What Does the Malting Process Look Like?
Some of our brewers and distillers don’t need to know the details when it comes to the production process behind the malts we sell—they just want quality grains that are going to set the stage for extraordinary craft beers and spirits.
We get that, and you can always rest assured that we carefully tend to each batch of malted grain to ensure you’re receiving a consistently superior product.
But for those of you who are as passionate as we are about each and every meticulous detail that goes into the grain you’ll ultimately put into your mash, here’s a closer look at the process in one of our world-class malt houses.
We begin the malting process by placing grains into steep tanks. It is then submerged in water, carefully calibrated to the proper temperature according to the water sensitivity of the particular grain.

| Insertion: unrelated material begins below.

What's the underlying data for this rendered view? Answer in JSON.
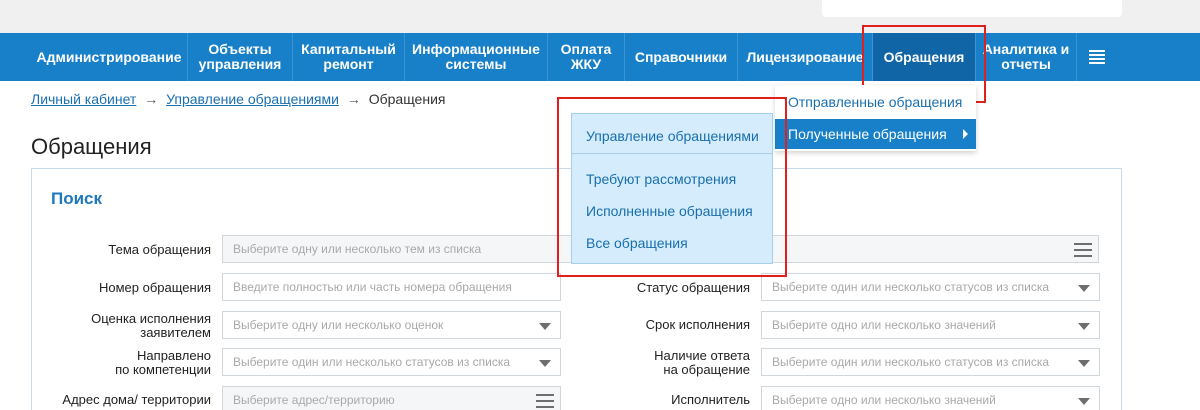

The grain soaks for 24 to 48 hours, allowing the water to break down its starch cell walls and proteins, increase the water content of the grain and remove carbon dioxide in the process.
This steeping period prepares our grains for effective germination activity.
Germination of the grain takes place in climate-controlled vessels, where temperature, carbon dioxide and humidity are automatically adjusted, and the grains are carefully churned over a period of four to five days.
The individual grains sprout rootlets, and small leaves begin to form during germination.
By the end of the process, the grain is now termed green malt and is ready to be transferred to a kiln.
The germination process is halted by drying the grains in a kiln with warm air, gradually increased in temperature from 130°F to 185°F.
This max temperature is sometimes lower or higher for certain specialty malts, some of which are subsequently roasted to achieve the desired flavor and color profile.
Kilning the grain drastically reduces its water content and prepares each Prairie Malt product for consistently outstanding performance in your mash or wort.